Start of Record excerpts
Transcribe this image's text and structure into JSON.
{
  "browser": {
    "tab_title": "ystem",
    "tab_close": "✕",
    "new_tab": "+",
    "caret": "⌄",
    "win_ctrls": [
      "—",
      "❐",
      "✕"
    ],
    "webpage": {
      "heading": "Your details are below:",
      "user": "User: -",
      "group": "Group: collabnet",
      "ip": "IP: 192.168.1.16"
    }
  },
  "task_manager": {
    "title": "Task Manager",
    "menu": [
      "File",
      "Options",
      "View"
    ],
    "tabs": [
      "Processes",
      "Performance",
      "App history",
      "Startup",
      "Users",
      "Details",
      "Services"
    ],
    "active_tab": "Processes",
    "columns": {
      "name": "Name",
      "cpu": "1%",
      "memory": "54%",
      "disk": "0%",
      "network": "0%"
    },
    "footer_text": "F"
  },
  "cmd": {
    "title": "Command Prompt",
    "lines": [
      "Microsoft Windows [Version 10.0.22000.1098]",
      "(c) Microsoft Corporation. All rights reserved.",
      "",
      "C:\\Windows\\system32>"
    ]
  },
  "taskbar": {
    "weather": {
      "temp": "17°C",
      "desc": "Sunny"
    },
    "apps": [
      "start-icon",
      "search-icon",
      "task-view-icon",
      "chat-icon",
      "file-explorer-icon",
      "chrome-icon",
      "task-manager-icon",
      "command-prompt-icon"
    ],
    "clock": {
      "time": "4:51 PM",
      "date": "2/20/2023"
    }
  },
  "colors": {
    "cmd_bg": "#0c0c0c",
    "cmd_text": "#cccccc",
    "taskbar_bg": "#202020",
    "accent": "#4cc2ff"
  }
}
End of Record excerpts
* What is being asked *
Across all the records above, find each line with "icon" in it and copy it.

* Task solution *
      "start-icon",
      "search-icon",
      "task-view-icon",
      "chat-icon",
      "file-explorer-icon",
      "chrome-icon",
      "task-manager-icon",
      "command-prompt-icon"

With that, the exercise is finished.